As of press time, the definitive source of the holding tank contamination had not been identified but several park patrons reportedly witnessed mothers changing babies’ diapers in the water park and washing the soiled babies in the park.
Monitoring for Cryptosporidium in water is time consuming, costly and technically difficult. Fees upwards from $250-300 per sample are typical for viable Cryptosporidium analysis. Because Cryptosporidium may be widely dispersed in a water source, filtration of large water volumes is generally necessary, adding to the cost and impracticality of routine monitoring. Given the likelihood that Cryptosporidium is present in source surface waters, public utilities require that these waters be filtered to remove the protozoa. Unfortunately, filtration treatment is not 100 percent effective 100 percent of the time and introduction of pathogenic protozoa in the water distribution system could also occur.

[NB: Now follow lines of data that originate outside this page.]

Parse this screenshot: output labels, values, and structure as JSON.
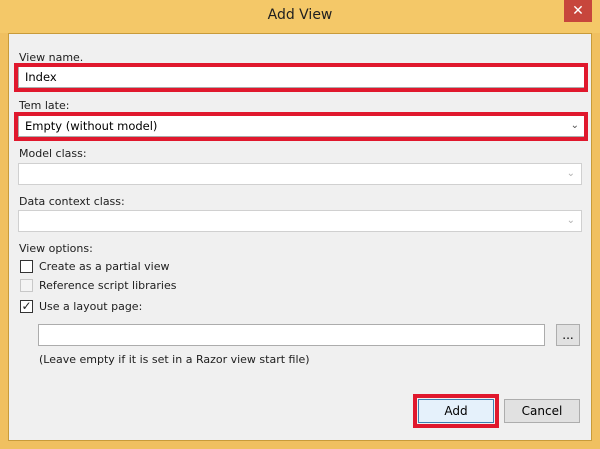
{
  "window": {
    "title": "Add View",
    "close_icon": "close-icon"
  },
  "form": {
    "view_name_label": "View name.",
    "view_name_value": "Index",
    "template_label": "Tem late:",
    "template_value": "Empty (without model)",
    "model_class_label": "Model class:",
    "model_class_value": "",
    "data_context_label": "Data context class:",
    "data_context_value": "",
    "view_options_label": "View options:",
    "partial_view_label": "Create as a partial view",
    "partial_view_checked": false,
    "script_libraries_label": "Reference script libraries",
    "script_libraries_checked": false,
    "layout_page_label": "Use a layout page:",
    "layout_page_checked": true,
    "layout_page_value": "",
    "browse_label": "...",
    "layout_hint": "(Leave empty if it is set in a Razor view start file)"
  },
  "buttons": {
    "add_label": "Add",
    "cancel_label": "Cancel"
  },
  "colors": {
    "titlebar": "#f4c868",
    "highlight": "#e0182d",
    "close_button": "#c7463c"
  }
}
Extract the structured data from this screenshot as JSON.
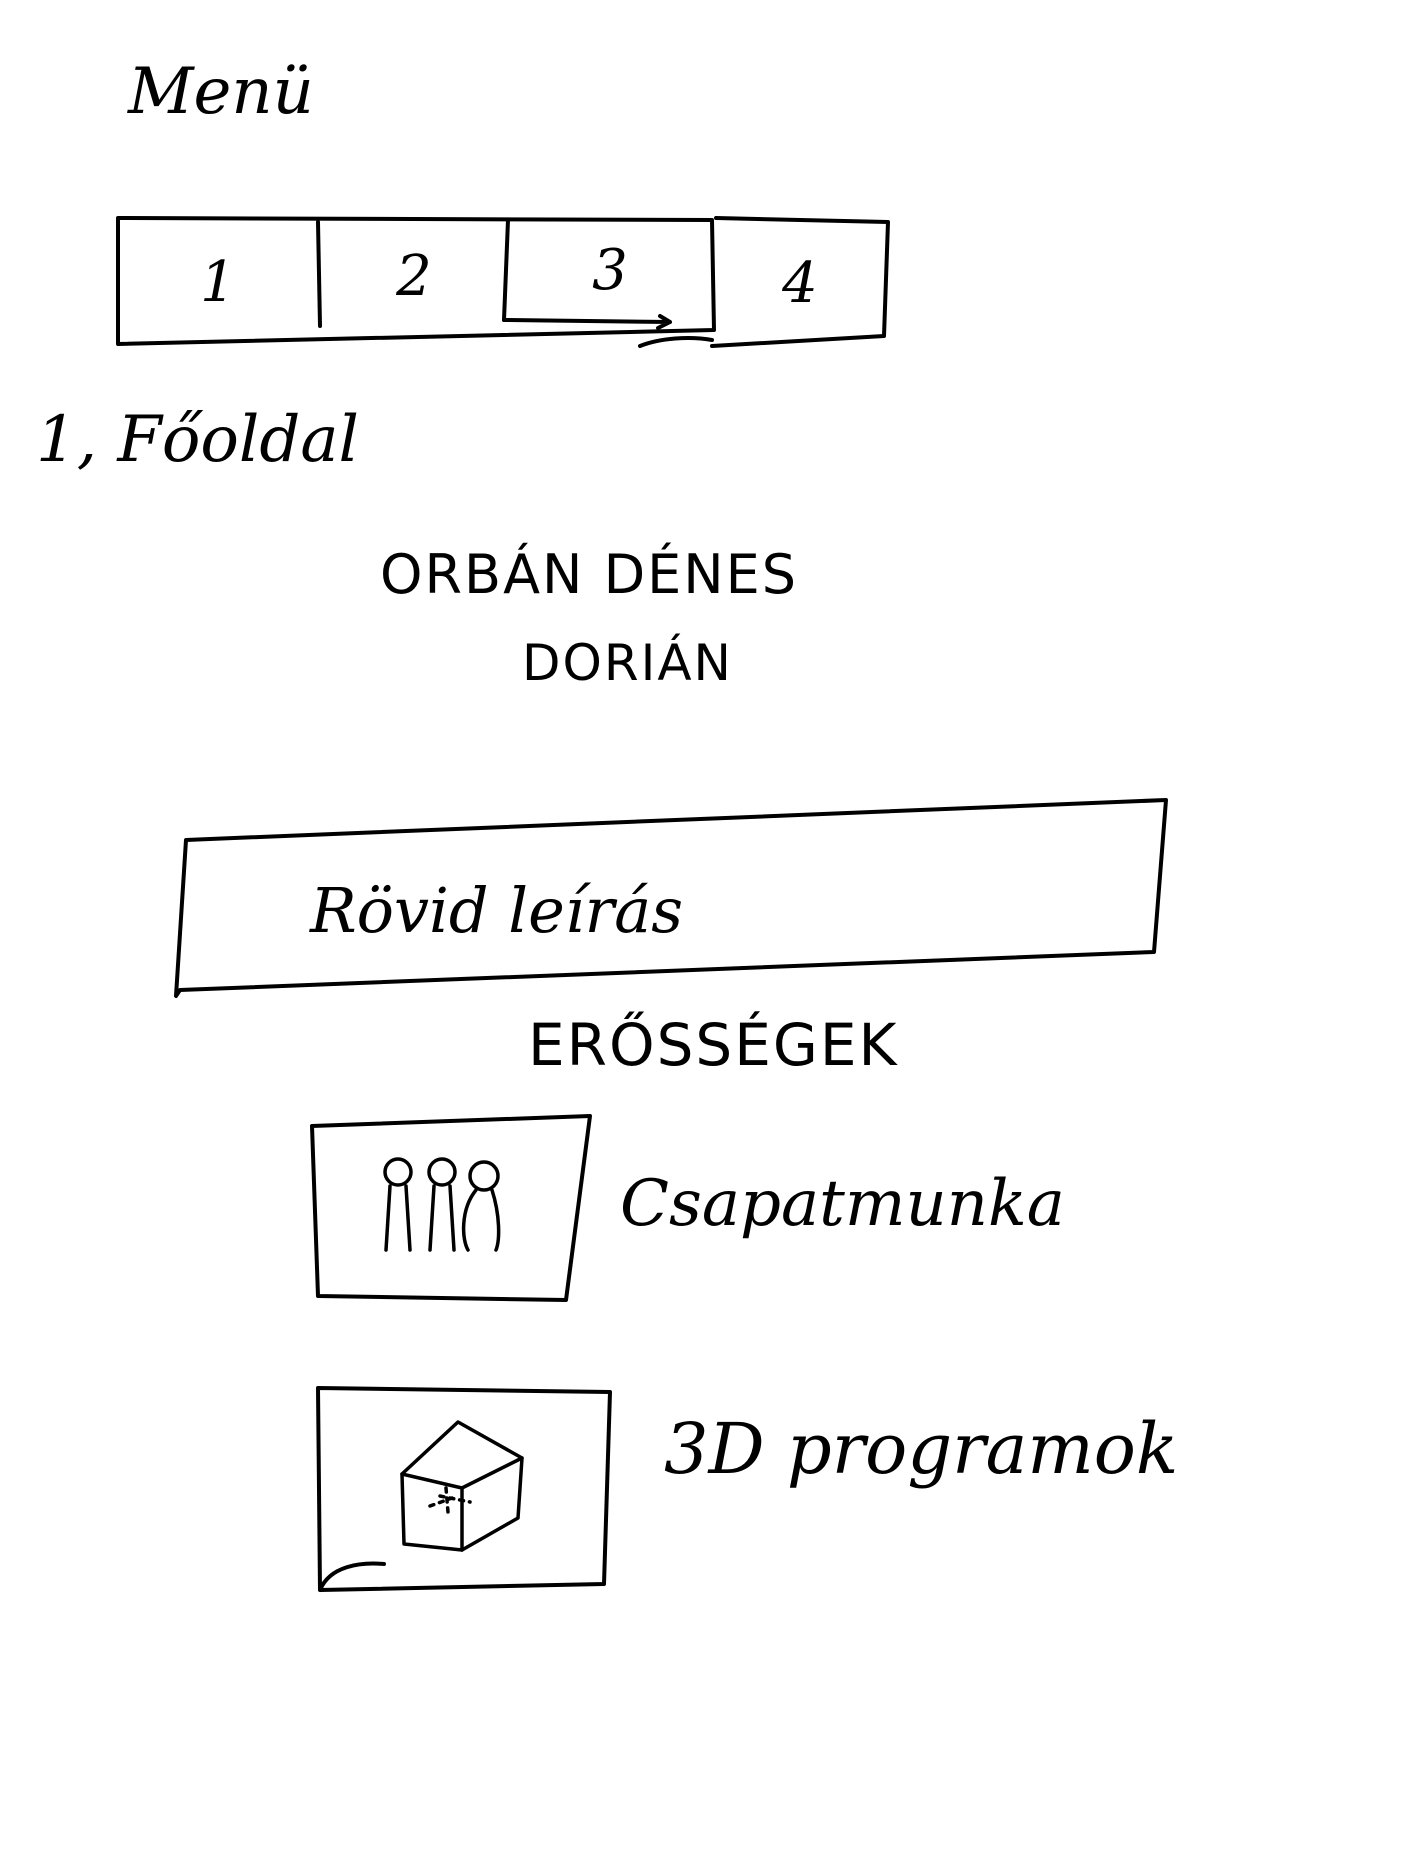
{
  "menu": {
    "title": "Menü",
    "tabs": [
      "1",
      "2",
      "3",
      "4"
    ]
  },
  "page": {
    "heading": "1, Főoldal",
    "name_line1": "ORBÁN DÉNES",
    "name_line2": "DORIÁN",
    "intro_box": "Rövid leírás",
    "strengths_title": "ERŐSSÉGEK",
    "strengths": [
      {
        "label": "Csapatmunka",
        "icon": "people-icon"
      },
      {
        "label": "3D programok",
        "icon": "cube-icon"
      }
    ]
  }
}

For drinking water, recommendations are in place to protect the most vulnerable populations. The U.S. EPA and CDC advise individuals needing extra protection to boil their water for one minute as the best method for eliminating Cryptosporidium. Alternatively, they also recommend using POU devices with reverse osmosis (RO) treatment, labeled as absolute one-micrometer filters, or that have been certified by NSF International under Standard 53 for cyst removal.
What can be done, however, to reduce the risk of vulnerable populations being exposed via a recreational water route? N.Y. State Health Department officials are reportedly drafting emergency regulations to ensure that such incidents will not reoccur there. Preventative measures will likely include routine sanitization of spraygrounds and filtration and disinfection of their source water. Proper maintenance of the treatment systems in place is vital, but consumers have a role to play as well. Flyers or signs with CDC hygiene recommendations, posted in spraygrounds, could help to educate users regarding potential risks and the actions they can take to prevent another recreational waterborne Cryptosporidium outbreak from occurring.
- Aboytes, R., G.D. DiGiovanni, F.A Abrams, C. Rheinecker, W. McElroy, N. Shaw, M.W. LeChevallier. 2004. Detection of infectious Cryptosporidium in filtered drinking water. Journal AWWA 96:88-98.
- CDC. 2000. Outbreak of gastroenteritis associated with an interactive water fountain at a beachside park Florida, 1999. MMWR 49:565-8.
About the author
Dr. Kelly A. Reynolds is a research scientist at the University of Arizona with a focus on development of rapid methods for detecting human pathogenic viruses in drinking water. She holds a master of science degree in public health (MSPH) from the University of South Florida and doctorate in microbiology from the University of Arizona. Reynolds has been a member of the WC&P technical review committee since 1997. She can be reached via email, firstname.lastname@example.org